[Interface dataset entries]
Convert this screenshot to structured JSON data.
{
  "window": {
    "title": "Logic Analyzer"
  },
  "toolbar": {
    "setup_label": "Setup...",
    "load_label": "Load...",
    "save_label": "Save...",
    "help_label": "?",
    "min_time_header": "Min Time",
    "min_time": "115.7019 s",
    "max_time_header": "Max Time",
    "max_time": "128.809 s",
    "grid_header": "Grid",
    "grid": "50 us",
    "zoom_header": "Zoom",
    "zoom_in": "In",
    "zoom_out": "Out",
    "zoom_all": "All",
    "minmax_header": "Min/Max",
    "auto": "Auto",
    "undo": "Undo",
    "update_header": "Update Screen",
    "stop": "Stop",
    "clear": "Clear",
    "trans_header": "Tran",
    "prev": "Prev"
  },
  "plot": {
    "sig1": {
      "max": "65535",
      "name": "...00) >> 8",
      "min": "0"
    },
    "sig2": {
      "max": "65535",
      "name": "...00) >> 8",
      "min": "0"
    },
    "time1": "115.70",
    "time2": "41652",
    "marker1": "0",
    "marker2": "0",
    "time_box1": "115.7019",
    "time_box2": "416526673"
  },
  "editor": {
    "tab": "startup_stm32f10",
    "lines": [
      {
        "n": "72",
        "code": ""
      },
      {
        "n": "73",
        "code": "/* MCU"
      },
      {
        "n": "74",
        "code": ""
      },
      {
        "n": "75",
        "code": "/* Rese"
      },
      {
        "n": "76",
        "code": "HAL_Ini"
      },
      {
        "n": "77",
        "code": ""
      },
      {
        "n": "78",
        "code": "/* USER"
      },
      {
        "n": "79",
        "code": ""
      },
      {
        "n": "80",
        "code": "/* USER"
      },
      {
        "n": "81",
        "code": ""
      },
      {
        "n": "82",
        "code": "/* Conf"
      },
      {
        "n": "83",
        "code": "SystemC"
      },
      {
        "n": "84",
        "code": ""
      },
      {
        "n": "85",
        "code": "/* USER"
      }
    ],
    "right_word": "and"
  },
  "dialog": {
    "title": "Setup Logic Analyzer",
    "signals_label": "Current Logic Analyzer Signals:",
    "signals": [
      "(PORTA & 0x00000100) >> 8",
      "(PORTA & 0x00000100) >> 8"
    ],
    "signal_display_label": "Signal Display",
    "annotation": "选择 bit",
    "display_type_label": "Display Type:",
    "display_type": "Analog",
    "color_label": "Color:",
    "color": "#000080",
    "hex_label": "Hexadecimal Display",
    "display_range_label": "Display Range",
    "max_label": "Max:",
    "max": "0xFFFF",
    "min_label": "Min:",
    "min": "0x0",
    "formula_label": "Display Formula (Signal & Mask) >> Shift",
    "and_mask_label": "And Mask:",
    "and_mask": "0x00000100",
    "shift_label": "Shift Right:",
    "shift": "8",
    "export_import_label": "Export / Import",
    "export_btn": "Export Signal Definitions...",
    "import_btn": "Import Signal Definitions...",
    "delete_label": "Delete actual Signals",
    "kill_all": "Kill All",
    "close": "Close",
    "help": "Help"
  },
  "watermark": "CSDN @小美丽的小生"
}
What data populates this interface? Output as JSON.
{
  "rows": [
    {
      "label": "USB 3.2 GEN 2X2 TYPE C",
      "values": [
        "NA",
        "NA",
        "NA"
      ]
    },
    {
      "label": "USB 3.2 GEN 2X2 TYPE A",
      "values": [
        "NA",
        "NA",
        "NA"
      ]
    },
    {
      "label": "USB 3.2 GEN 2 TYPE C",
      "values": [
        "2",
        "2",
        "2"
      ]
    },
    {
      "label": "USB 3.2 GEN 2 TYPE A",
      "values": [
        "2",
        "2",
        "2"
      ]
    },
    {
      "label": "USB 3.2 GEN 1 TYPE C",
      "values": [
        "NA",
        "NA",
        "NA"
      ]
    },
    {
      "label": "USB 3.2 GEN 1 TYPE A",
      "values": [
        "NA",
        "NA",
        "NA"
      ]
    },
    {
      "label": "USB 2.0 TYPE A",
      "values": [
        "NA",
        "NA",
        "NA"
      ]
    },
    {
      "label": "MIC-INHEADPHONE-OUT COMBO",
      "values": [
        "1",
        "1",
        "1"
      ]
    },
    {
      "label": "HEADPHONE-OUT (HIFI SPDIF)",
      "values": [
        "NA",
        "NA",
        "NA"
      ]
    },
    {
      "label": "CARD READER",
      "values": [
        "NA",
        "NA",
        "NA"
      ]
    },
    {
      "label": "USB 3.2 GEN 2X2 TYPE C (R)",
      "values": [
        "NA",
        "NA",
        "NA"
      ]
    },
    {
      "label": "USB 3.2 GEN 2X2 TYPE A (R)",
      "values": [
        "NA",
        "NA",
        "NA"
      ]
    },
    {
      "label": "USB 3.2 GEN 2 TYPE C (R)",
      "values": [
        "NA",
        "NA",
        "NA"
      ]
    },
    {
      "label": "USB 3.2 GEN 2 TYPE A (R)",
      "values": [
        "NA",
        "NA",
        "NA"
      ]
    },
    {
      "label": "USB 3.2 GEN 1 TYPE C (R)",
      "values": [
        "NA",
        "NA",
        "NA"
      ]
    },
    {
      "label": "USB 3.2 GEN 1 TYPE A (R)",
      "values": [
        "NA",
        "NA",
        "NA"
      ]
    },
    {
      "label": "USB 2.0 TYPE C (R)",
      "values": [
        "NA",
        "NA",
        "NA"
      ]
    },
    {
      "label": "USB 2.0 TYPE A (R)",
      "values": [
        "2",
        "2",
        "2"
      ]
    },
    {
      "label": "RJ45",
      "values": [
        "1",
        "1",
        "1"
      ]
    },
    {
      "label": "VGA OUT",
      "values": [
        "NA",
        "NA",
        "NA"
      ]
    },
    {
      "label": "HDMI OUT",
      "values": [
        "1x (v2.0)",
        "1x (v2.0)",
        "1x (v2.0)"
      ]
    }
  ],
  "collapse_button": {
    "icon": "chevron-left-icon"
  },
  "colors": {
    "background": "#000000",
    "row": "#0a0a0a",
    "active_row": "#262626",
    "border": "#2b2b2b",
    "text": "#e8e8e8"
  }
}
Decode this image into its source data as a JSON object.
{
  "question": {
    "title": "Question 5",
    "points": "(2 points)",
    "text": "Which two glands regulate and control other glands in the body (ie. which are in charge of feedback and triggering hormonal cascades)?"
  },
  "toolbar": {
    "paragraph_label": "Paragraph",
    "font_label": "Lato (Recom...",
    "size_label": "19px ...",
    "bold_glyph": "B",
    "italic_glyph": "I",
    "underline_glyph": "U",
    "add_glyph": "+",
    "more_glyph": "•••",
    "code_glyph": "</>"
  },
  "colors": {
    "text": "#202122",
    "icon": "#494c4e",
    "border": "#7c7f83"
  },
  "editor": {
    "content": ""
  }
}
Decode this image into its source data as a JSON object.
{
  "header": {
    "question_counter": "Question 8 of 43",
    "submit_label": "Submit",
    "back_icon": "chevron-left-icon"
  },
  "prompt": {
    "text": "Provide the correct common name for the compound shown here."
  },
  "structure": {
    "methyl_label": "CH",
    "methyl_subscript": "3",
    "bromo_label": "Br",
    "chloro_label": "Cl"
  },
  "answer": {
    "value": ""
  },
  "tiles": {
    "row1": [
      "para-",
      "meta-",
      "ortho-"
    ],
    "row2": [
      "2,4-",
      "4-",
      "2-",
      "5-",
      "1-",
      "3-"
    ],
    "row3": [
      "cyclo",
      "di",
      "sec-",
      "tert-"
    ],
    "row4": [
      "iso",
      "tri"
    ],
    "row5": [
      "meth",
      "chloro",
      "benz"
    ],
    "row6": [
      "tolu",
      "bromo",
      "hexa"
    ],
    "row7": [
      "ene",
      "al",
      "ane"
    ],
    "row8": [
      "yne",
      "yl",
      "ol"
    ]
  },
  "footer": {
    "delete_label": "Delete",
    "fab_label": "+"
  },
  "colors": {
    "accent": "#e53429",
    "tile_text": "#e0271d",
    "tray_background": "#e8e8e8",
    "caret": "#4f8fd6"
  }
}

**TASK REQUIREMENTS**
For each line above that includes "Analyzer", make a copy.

**EXERCISE SOLUTION**
    "title": "Logic Analyzer"
    "title": "Setup Logic Analyzer",
    "signals_label": "Current Logic Analyzer Signals:",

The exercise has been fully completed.